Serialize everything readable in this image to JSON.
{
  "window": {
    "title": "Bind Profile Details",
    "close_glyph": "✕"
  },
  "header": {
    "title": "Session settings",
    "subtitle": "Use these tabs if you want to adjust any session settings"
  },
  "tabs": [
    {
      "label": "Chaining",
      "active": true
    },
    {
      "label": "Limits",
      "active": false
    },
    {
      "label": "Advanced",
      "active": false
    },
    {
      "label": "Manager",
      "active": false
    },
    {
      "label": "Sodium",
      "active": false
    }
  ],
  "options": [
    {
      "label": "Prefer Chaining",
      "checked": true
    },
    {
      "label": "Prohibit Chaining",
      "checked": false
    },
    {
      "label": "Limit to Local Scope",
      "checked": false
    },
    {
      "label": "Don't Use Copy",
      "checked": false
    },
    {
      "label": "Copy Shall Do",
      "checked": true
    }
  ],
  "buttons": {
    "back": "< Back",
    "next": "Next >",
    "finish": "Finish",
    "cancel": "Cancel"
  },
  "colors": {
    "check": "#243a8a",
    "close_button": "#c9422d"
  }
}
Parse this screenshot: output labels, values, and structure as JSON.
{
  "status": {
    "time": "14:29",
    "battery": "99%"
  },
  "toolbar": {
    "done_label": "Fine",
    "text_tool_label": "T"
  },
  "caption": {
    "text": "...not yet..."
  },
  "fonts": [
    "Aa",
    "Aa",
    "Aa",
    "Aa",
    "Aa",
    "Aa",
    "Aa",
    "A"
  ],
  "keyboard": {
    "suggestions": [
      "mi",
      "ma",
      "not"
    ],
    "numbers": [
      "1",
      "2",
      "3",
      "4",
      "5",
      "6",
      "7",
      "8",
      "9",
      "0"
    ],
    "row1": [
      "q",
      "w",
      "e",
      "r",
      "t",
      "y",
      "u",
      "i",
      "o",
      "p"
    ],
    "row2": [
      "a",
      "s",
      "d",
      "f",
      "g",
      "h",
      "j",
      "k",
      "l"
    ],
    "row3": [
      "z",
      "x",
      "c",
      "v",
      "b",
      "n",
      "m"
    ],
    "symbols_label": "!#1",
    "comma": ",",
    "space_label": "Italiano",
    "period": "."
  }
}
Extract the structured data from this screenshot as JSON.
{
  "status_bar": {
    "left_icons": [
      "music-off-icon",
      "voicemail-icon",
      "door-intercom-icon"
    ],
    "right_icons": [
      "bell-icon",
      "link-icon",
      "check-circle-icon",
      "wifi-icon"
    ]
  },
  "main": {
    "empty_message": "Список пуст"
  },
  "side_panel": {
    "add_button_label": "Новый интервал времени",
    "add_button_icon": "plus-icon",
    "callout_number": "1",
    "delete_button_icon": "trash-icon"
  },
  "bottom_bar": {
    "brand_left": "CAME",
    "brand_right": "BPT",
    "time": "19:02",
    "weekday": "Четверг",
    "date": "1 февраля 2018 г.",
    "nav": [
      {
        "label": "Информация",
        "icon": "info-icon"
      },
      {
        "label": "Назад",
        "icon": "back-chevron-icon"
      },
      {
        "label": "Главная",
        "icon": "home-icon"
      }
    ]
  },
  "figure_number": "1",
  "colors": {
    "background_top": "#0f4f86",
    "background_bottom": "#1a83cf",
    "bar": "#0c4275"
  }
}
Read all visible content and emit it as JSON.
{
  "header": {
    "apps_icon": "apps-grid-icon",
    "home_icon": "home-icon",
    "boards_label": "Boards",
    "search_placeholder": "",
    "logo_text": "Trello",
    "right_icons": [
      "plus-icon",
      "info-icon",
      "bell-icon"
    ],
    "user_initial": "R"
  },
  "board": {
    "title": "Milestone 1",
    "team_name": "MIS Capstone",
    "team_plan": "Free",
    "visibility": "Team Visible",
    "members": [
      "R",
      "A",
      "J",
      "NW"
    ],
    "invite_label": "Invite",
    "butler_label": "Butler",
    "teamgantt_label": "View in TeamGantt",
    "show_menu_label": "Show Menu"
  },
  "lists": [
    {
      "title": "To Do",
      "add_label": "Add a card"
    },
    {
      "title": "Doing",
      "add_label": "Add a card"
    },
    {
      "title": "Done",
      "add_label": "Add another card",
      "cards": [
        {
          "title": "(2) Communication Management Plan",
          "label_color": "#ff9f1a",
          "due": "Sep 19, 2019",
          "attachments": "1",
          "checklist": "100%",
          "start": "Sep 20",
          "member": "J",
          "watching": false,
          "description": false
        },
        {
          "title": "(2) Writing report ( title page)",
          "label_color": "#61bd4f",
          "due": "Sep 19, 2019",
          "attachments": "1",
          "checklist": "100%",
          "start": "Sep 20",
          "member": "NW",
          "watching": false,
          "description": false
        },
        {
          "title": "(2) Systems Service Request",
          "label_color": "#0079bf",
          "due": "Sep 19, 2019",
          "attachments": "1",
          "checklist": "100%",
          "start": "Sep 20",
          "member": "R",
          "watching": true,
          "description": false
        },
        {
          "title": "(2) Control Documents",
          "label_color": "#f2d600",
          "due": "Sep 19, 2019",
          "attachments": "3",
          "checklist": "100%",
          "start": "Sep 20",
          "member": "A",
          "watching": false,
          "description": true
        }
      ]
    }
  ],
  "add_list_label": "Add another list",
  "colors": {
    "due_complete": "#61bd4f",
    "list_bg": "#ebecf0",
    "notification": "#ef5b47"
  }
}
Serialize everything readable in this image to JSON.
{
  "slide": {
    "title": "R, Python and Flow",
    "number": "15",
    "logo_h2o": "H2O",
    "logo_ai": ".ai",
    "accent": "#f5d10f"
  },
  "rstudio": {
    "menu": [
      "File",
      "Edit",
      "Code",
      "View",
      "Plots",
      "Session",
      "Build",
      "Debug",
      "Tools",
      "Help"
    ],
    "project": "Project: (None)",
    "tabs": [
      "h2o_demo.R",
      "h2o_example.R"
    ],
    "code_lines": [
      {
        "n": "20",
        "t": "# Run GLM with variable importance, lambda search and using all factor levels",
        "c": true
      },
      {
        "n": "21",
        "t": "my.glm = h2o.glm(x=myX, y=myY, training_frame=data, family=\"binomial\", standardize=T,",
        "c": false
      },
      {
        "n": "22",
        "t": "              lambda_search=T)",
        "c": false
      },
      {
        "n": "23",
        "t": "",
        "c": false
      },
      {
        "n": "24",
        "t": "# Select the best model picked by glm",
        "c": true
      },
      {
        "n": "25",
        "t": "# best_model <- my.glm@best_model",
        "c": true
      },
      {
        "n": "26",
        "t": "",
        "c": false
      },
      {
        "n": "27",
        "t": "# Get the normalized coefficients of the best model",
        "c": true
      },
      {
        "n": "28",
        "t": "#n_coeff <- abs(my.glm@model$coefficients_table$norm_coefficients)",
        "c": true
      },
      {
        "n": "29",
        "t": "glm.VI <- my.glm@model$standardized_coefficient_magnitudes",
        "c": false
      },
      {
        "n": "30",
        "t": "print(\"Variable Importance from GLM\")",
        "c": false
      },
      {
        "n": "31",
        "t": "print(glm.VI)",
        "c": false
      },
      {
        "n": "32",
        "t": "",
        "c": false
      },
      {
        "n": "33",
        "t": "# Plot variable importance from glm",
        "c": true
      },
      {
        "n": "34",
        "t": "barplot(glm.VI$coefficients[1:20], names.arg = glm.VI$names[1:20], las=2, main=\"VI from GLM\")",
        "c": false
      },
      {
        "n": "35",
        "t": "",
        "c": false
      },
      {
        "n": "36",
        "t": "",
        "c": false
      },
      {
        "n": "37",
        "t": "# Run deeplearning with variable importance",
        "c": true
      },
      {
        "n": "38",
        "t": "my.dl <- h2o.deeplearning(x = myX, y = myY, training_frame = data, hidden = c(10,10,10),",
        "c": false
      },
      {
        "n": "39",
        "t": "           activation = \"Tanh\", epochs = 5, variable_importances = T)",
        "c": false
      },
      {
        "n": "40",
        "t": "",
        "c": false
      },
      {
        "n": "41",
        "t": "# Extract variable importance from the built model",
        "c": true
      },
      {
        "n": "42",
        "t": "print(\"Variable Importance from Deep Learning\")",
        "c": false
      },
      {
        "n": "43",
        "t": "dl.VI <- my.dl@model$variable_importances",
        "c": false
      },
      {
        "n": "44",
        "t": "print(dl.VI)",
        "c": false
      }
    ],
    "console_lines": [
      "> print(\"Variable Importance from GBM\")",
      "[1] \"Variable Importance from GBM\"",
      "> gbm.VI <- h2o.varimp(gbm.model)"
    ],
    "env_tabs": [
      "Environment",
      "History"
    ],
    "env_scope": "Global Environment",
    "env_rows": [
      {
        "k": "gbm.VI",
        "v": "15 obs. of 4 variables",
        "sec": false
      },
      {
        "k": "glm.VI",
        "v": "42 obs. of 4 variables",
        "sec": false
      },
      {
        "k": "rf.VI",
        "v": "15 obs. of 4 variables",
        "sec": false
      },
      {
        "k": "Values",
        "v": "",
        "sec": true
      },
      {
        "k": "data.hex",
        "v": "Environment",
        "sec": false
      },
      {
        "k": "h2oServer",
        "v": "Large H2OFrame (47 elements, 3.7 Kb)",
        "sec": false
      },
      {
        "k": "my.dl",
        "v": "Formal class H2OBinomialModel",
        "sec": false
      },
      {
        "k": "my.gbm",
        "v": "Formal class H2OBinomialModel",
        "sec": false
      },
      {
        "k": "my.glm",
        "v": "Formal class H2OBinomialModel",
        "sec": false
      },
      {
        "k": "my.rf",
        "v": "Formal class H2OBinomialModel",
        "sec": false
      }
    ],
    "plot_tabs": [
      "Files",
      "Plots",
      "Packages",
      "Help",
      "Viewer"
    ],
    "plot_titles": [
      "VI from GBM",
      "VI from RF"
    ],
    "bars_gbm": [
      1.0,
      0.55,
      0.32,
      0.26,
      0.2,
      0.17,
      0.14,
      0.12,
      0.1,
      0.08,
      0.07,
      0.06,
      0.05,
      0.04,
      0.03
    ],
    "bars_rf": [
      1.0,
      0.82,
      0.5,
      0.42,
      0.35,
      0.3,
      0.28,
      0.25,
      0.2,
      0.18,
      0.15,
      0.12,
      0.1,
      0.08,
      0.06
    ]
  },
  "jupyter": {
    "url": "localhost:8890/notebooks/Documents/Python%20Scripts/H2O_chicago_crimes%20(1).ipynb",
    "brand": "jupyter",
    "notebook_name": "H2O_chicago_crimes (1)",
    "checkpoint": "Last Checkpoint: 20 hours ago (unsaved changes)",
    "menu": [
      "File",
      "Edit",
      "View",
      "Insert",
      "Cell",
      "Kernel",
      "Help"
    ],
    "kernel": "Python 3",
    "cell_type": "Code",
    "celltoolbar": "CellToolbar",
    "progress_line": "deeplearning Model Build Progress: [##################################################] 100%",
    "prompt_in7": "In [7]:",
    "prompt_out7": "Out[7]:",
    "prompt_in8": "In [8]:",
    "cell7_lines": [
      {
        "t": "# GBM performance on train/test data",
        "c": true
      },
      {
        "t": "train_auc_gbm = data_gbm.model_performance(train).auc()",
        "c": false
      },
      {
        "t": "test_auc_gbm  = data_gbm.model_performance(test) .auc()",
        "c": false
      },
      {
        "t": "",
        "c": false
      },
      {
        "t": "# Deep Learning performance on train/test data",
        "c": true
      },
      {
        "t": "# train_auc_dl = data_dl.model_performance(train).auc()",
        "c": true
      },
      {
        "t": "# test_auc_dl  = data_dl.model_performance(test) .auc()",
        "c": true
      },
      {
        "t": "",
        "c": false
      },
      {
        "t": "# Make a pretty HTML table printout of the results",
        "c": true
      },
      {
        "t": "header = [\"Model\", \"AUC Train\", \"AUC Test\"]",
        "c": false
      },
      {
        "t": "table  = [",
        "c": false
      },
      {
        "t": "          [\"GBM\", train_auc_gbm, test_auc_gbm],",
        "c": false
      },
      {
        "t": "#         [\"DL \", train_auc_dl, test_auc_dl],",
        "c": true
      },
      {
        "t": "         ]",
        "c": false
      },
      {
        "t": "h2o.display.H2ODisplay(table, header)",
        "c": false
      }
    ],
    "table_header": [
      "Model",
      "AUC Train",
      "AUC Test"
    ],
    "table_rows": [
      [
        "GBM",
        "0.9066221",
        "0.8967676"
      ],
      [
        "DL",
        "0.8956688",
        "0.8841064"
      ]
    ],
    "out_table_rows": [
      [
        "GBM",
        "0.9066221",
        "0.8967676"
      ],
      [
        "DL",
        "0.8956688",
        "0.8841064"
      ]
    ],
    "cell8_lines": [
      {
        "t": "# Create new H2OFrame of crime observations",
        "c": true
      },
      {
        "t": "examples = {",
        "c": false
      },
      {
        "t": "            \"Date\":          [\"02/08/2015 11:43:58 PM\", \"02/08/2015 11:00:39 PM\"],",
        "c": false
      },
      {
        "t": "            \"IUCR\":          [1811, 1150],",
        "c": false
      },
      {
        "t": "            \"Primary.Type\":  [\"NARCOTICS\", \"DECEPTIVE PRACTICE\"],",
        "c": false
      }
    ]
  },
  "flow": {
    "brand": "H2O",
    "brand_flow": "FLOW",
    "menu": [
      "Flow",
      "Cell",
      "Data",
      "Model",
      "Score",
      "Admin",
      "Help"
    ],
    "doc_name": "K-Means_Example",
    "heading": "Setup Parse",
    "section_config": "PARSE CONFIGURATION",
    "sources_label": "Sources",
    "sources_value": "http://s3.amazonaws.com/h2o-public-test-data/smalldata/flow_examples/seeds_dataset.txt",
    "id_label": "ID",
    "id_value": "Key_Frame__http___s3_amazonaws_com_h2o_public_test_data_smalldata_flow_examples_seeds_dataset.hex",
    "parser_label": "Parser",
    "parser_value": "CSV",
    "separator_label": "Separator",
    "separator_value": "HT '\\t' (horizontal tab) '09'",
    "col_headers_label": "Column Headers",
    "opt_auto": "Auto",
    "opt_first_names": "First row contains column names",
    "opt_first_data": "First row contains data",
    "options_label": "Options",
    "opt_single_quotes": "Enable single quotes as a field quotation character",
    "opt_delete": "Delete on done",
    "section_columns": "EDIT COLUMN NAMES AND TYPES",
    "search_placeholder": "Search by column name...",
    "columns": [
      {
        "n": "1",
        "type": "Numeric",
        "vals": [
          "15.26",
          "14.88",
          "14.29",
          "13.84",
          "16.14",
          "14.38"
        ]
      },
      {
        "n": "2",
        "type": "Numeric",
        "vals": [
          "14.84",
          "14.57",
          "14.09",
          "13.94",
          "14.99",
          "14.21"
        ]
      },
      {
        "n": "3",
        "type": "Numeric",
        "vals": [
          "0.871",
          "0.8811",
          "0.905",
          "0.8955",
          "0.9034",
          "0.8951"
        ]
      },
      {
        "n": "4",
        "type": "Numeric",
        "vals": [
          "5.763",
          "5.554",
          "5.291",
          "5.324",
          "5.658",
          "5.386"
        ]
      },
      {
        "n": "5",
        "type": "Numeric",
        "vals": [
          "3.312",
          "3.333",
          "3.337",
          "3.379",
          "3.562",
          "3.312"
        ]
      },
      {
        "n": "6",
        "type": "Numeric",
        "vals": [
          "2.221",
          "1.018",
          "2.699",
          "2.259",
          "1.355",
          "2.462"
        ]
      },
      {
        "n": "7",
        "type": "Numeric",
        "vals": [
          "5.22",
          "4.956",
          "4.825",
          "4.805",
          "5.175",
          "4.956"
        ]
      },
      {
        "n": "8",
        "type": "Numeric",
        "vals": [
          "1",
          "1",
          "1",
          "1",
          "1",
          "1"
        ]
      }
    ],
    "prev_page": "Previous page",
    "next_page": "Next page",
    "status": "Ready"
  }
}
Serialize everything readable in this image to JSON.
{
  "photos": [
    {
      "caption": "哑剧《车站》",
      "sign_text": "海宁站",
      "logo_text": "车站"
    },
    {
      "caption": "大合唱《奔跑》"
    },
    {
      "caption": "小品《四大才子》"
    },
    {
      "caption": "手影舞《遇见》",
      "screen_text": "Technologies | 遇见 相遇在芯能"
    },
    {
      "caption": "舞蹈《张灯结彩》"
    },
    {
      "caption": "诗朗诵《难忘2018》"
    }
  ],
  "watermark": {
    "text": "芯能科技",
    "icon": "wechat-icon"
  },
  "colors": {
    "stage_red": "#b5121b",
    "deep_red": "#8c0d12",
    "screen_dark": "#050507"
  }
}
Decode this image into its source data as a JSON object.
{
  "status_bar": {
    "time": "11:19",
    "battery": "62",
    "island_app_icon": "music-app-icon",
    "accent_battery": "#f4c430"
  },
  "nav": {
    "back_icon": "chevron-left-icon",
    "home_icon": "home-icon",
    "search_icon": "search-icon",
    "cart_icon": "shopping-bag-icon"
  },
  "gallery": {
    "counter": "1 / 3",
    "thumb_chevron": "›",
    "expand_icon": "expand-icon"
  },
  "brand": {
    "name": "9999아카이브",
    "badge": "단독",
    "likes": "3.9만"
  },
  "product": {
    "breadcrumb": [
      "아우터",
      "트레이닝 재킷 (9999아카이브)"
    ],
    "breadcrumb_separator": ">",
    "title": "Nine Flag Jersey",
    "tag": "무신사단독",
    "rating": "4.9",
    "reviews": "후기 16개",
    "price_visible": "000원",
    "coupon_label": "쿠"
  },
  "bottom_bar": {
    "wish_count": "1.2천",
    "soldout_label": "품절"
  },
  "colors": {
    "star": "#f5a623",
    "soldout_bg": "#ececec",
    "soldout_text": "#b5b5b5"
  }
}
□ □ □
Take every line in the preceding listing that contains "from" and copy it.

Response to this task:
Extract the structured data from this screenshot as JSON.
        "t": "print(\"Variable Importance from GLM\")",
        "t": "# Plot variable importance from glm",
        "t": "barplot(glm.VI$coefficients[1:20], names.arg = glm.VI$names[1:20], las=2, main=\"VI from GLM\")",
        "t": "# Extract variable importance from the built model",
        "t": "print(\"Variable Importance from Deep Learning\")",
      "> print(\"Variable Importance from GBM\")",
      "[1] \"Variable Importance from GBM\"",
      "VI from GBM",
      "VI from RF"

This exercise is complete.